» AIM OF THE EXERCISE
Each line that has the string "minutes" must be copied from the records below.

Data about app and page elements:
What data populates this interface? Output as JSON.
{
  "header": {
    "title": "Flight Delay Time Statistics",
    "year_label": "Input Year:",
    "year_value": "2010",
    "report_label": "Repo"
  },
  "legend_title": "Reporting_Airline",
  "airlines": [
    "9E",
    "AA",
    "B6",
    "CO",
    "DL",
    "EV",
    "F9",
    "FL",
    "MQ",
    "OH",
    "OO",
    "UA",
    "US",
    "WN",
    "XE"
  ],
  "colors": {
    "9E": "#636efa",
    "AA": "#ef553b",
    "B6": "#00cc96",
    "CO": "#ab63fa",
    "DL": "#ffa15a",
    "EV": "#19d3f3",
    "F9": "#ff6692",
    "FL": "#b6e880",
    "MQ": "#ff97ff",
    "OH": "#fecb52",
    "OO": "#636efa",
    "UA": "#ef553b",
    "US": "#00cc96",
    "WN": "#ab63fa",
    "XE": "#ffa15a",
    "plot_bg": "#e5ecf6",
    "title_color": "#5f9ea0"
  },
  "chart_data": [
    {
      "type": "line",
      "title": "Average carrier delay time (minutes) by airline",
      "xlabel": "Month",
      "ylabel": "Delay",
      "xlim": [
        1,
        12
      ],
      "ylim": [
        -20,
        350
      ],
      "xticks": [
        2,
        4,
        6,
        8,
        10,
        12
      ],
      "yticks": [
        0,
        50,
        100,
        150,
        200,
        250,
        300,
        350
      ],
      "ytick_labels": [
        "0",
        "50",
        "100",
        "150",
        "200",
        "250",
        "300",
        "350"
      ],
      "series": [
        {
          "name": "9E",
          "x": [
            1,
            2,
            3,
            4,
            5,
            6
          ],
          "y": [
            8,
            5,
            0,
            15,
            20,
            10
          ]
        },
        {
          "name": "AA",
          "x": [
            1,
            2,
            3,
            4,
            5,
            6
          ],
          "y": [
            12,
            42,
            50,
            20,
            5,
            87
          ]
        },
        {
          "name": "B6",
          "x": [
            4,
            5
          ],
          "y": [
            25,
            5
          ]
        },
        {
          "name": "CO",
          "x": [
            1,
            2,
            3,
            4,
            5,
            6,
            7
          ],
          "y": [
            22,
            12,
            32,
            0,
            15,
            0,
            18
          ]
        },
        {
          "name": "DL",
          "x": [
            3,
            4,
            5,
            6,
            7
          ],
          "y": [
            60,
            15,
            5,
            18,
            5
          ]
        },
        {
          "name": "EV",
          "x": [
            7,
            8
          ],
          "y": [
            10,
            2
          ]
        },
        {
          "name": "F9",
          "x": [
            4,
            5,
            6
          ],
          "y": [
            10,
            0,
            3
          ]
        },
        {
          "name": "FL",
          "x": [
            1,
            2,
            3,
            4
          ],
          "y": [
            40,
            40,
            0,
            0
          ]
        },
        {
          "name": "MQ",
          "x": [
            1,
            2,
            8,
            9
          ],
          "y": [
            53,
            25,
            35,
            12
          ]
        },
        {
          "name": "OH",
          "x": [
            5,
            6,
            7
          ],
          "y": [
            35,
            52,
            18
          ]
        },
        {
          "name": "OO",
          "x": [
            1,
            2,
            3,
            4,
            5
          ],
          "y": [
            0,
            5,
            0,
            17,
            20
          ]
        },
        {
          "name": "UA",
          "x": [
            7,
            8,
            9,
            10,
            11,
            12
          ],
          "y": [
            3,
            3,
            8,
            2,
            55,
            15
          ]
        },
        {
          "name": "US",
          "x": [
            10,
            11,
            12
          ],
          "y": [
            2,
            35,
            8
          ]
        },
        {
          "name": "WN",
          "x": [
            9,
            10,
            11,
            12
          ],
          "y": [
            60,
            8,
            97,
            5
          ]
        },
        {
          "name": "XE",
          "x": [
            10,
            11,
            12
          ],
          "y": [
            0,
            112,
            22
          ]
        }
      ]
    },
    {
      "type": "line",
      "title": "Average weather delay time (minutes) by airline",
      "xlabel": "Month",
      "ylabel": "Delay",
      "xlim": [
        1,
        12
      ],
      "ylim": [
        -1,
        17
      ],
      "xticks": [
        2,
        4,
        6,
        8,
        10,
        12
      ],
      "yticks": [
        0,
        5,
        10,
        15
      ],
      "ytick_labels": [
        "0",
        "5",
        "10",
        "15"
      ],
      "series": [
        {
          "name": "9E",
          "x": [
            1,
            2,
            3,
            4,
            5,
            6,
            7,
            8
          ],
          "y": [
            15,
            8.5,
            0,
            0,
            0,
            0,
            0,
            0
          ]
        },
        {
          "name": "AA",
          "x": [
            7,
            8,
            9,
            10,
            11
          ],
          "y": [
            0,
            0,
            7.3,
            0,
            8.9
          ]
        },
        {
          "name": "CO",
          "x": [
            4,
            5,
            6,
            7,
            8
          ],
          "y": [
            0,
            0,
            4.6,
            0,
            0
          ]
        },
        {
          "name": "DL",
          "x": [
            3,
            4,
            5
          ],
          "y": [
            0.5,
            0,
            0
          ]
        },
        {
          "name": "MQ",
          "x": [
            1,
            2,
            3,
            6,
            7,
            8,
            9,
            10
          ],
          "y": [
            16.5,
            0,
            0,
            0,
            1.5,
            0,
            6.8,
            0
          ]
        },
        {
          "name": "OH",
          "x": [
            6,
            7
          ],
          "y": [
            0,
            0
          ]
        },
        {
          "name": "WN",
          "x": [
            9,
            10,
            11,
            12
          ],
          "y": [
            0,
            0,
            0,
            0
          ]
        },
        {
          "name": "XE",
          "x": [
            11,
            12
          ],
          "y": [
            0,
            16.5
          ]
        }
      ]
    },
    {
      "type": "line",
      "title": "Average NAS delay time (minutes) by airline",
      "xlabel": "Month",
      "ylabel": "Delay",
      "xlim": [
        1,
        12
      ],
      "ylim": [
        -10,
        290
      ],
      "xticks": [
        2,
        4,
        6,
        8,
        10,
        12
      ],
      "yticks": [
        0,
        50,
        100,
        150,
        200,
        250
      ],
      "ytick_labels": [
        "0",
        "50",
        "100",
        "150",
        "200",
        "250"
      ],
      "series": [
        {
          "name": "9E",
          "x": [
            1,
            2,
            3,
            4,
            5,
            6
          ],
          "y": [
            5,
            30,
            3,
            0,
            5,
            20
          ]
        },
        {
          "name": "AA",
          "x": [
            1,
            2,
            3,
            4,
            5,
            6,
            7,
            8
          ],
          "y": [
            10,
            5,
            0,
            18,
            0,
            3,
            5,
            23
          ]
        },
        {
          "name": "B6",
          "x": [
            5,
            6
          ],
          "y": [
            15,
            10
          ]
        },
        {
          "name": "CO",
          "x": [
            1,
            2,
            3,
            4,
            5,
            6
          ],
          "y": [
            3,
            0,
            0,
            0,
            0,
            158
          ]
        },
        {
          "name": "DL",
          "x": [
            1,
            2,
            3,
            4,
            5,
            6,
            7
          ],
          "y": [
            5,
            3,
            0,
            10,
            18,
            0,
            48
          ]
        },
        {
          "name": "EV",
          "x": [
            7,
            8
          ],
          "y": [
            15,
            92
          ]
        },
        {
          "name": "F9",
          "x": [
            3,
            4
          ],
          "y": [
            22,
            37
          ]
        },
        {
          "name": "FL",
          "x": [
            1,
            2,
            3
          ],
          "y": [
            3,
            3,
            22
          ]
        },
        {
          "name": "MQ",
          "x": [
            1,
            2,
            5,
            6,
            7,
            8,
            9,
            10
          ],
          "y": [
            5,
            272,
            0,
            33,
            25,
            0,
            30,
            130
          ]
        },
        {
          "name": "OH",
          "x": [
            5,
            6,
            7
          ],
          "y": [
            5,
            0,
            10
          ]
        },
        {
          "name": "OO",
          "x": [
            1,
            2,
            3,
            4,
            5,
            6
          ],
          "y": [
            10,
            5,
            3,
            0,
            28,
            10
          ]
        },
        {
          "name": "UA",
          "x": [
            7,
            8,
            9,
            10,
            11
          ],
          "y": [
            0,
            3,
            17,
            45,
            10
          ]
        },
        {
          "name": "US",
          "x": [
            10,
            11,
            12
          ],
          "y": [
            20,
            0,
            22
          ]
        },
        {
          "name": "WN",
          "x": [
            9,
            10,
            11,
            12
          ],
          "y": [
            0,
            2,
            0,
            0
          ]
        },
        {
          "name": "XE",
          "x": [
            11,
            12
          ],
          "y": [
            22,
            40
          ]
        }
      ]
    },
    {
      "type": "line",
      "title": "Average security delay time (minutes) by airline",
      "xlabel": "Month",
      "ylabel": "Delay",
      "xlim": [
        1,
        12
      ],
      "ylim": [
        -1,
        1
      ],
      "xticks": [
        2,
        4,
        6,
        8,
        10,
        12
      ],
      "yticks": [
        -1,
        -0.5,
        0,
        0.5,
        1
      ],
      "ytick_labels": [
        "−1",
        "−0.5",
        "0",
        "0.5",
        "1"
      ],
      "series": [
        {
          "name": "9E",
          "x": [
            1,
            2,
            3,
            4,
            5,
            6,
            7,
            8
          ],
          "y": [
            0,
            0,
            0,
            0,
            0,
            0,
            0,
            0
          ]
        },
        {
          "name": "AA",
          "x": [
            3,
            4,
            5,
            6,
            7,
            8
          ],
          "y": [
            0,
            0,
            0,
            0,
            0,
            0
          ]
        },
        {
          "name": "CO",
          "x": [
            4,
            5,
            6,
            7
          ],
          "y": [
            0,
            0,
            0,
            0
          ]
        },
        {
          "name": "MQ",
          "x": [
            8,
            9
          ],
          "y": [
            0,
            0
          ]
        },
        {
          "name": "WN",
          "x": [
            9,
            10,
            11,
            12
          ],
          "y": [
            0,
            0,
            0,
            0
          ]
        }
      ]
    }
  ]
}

» SOLUTION BELOW
      "title": "Average carrier delay time (minutes) by airline",
      "title": "Average weather delay time (minutes) by airline",
      "title": "Average NAS delay time (minutes) by airline",
      "title": "Average security delay time (minutes) by airline",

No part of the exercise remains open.